God redeemed the tragic events of
my life, author tells audience
Story and Photo
By Duane Good,
Marie Monville and her
husband Dan greet audience members and
sign books after her presentation.
At its core, the story of
Easter is one in which divine
intervention transforms a seemingly bad
situation to make it a source of hope
for the future.
It’s a story that Marie
Monville no doubt can relate to very
The Lancaster County
resident has lived through the horror of
knowing her husband was responsible for
the killing of five children at the West
Nickel Mines Amish school near Strasburg
before taking his own life in 2006.
And yet, as she told an
audience at Millersburg Area High School
earlier this month, she believes God has
taken that – as well as other tragedies
in her life – and redeemed them into
something positive and inspirational.
Now remarried (her husband Dan
accompanied her to Millersburg), Monville
frequently shares her story throughout
Pennsylvania and other states. She also has
authored a book, ‘‘One Light Still Shines,’’
about her life before and after the Nickel Mines
‘‘I knew He was going to work

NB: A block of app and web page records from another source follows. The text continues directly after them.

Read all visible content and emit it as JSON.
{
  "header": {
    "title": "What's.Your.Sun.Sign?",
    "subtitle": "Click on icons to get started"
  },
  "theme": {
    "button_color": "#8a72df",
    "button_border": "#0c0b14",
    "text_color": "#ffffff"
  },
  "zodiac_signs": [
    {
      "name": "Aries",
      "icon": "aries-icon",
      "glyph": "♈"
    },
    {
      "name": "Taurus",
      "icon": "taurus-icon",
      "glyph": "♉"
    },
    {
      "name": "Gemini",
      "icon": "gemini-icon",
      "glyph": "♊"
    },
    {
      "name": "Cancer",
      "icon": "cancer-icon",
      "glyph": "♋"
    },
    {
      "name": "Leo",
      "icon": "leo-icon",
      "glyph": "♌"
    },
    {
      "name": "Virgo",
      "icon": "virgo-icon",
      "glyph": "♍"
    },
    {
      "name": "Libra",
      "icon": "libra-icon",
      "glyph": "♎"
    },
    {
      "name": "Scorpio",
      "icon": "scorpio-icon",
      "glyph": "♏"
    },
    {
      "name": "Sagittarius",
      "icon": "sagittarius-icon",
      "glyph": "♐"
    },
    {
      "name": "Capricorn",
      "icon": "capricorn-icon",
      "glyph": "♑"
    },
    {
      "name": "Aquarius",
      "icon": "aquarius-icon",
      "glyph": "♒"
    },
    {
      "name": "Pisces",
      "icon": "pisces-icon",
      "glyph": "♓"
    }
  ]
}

in the situation.’’ Growing up, Monville
said her two main goals in life were to be a
wife and a mother. She reached the first
milestone soon after she graduated high school,
when she married Charles Carl ‘‘Charlie’’
Roberts IV. She lost her first two children
before eventually bearing a daughter and two
sons to Roberts.
‘‘I was living the dream I had.
And I was also finding God taking me through the
broken places in our lives,’’ she said.
Though she and Roberts attended
church and raised their children in their
Christian faith, Monville said Roberts remained
troubled about losing the earlier children but
would not seek outside help.
‘‘I could see Charlie was not on
the same path I had found, but no one saw
anything that could have foretold what would
happen,’’ she said.
What happened, of course, was
that on the morning of Oct. 2, 2006, Roberts
entered the Amish school and took 10 students,
all females, hostage. When the tragedy ended,
five of the girls were dead, five more were
injured and Roberts had killed himself.
That morning, he had left a note
to Monville which included the words, ‘‘I’m not
‘‘When I started to hear the
police and ambulance sirens, I knew it had to be
related (to Roberts), but I didn’t know
beforehand how it would all unfold,” Monville
said April 4.
‘‘When I got the details of what
had happened, I was at a complete loss; I didn’t
even know how to pray or what to say to God,’’
she added. ‘‘Somehow, I just knew He was going
to work in the situation.”
Monville said of the many things
she had to do following the tragedy, the hardest
was telling her daughter Abigail and sons Bryce
and Carson what had happened to their father.
‘‘I told them that their dad had
made very bad choices and that people died as a
result,’’ she recalled.
She later said that she makes
sure she tells her children about positive
aspects of her marriage to Roberts and that she
stays in touch with his family.
‘‘I don’t know why God allowed
this to happen. People make choices and those
choices can affect the lives of those around
them,’’ Monville said. ‘‘It doesn’t mean that
God isn’t there. Our circumstances don’t prove
or disprove God’s love. I know He is walking
‘Doorways of hope.’
According to Monville, not long after the
tragedy she prayed and believed God was telling
her, ‘‘I’m not going to fix the situation, but I
am going to redeem it.’’
In the ensuing days and weeks,
she said she and the children experienced God
doing just that.
One of the earliest experiences
was the response of the Amish community – many
of whom she and Charlie knew personally.
‘‘They let me know that they had
forgiven Charlie and that they extended grace to
us. That was a huge weight off my shoulders,
especially in giving an explanation to the
children about (Roberts’) choices,’’ Monville
said to her audience, which included a strong
delegation of Amish men, women and children.
Another came in the form of the
countless letters the family received from
strangers, saying that Monville and the children
were in their prayers. An additional theme, she
said, was the Bible verse about God having plans
not to harm them, but to give them hope for the
‘‘While we all experience pain
and brokenness, they are not the story of our
lives,’’ she told her audience at the April 4
Referencing the Old Testament
book of Hosea, Monville said, ‘‘God was able to
take my ‘places of trouble’ and turn them into
‘doorways of hope’ for me as well as for
Monville said late last week that
she received a positive response from the
audience and hopes people who heard her speak,
or read her book, grasp how they are loved
deeply by God – that he loves them enough to
walk with them as they journey through the pain
and into the future he has planned for them.
The event was co-sponsored by
Free Grace Brethren in Christ Church and by
Millersburg Area High School’s Campus Club
(Sentinel, March 25 issue). Club adviser Ted
Book said many people facing life struggles
received encouragement from her presentation.
‘‘This was a timely event for
many people,’’ Book said. “We were very
fortunate to have her come and share her life
Monville again will speak locally
Friday, July 11 during the 2014 Lykens Valley
Campmeeting in Elizabethville.